But Con Edison said there were no reports of gas odors in the area before the explosion, and on Wednesday, a survey of gas mains on the block found no leaks.
Just one hour before the blast, Con Edison inspectors were in Sushi Park restaurant on the ground floor of 121 Second Ave.
Con Edison President Craig Ivey said crews from the utility company were evaluating the installation of a meter for new gas service at the building earlier Thursday. The building already had gas service, but was upgrading to a larger service. The new installation did not pass inspection and was not ready for gas to be introduced, Ivey said.
“The work failed our inspection for several reasons, including insufficient spacing for the installation of the meter in the basement,” a statement from the utility company reads. “A survey conducted yesterday of the gas mains on the block found no leaks. We continue to work with all agencies on the investigation into the cause, and we are praying for the recovery of all the injured.”
Carlos Torres, the vice president of emergency management for Con Ed, spoke exclusively to CBS2 investigative producer John Doyle about the private contractor doing the work to install the new gas system.
Torres: “There was no leak. There was no leak at the time we were there.”
CBS2: “But you were there to inspect the pipes?”
Torres: “The new piping.”
CBS2: “The Japanese restaurant had installed these pipes.”
Torres: “I guess the plumber for the Japanese restaurant.”
CBS2: “And your guys said, ‘This is no good,’ so what happens next?”

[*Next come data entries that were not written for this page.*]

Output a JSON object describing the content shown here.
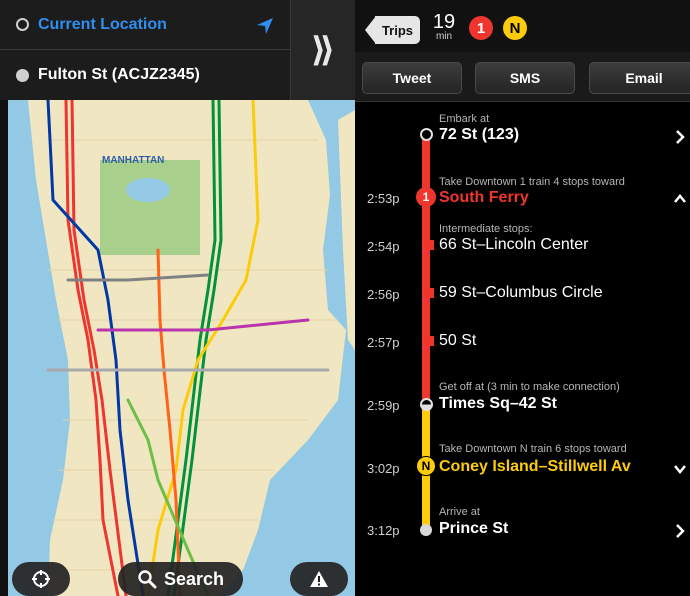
{
  "origin": {
    "label": "Current Location",
    "color": "#2f8ff0"
  },
  "destination": {
    "label": "Fulton St (ACJZ2345)"
  },
  "toggle": {
    "glyph": "⟫"
  },
  "map": {
    "labels": {
      "borough": "MANHATTAN"
    },
    "colors": {
      "water": "#93c9e4",
      "land": "#f1e6c2",
      "park": "#a8cf8c"
    }
  },
  "map_buttons": {
    "search": "Search"
  },
  "trip": {
    "back_label": "Trips",
    "duration_value": "19",
    "duration_unit": "min",
    "lines": [
      {
        "label": "1",
        "color": "#ee352e"
      },
      {
        "label": "N",
        "color": "#fccc0a"
      }
    ]
  },
  "share": {
    "tweet": "Tweet",
    "sms": "SMS",
    "email": "Email"
  },
  "itinerary": {
    "embark": {
      "caption": "Embark at",
      "station": "72 St (123)"
    },
    "leg1": {
      "time": "2:53p",
      "caption": "Take Downtown 1 train 4 stops toward",
      "terminal": "South Ferry",
      "line": "1",
      "intermediate_caption": "Intermediate stops:",
      "stops": [
        {
          "time": "2:54p",
          "name": "66 St–Lincoln Center"
        },
        {
          "time": "2:56p",
          "name": "59 St–Columbus Circle"
        },
        {
          "time": "2:57p",
          "name": "50 St"
        }
      ]
    },
    "transfer": {
      "time": "2:59p",
      "caption": "Get off at (3 min to make connection)",
      "station": "Times Sq–42 St"
    },
    "leg2": {
      "time": "3:02p",
      "caption": "Take Downtown N train 6 stops toward",
      "terminal": "Coney Island–Stillwell Av",
      "line": "N"
    },
    "arrive": {
      "time": "3:12p",
      "caption": "Arrive at",
      "station": "Prince St"
    }
  }
}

Torres: “Nothing, Nothing changed the status of the piping, and we left. We did what had to be done. We took pictures, and what we do is we go back and explain to them why they didn’t inspect.”
Con Edison said the work failed the inspection partly because the space for a new gas meter was not big enough.
The 121 Second Ave. building dates back to 1886, according to city documents.
PHOTOS: Second Avenue Building Explosion
It was unclear which private contractor was involved in the gas meter work. Workers could supply many answers about what happened, but it is believed to be likely that they are among the seriously hurt.
De Blasio emphasized the importance of contacting authorities if they smell gas.
“If people smell gas, they should immediately call 911 or Con Edison,” de Blasio said. “That’s the one thing we know for sure.”
A building explosion in Harlem in March 2014 was caused by a faulty gas line.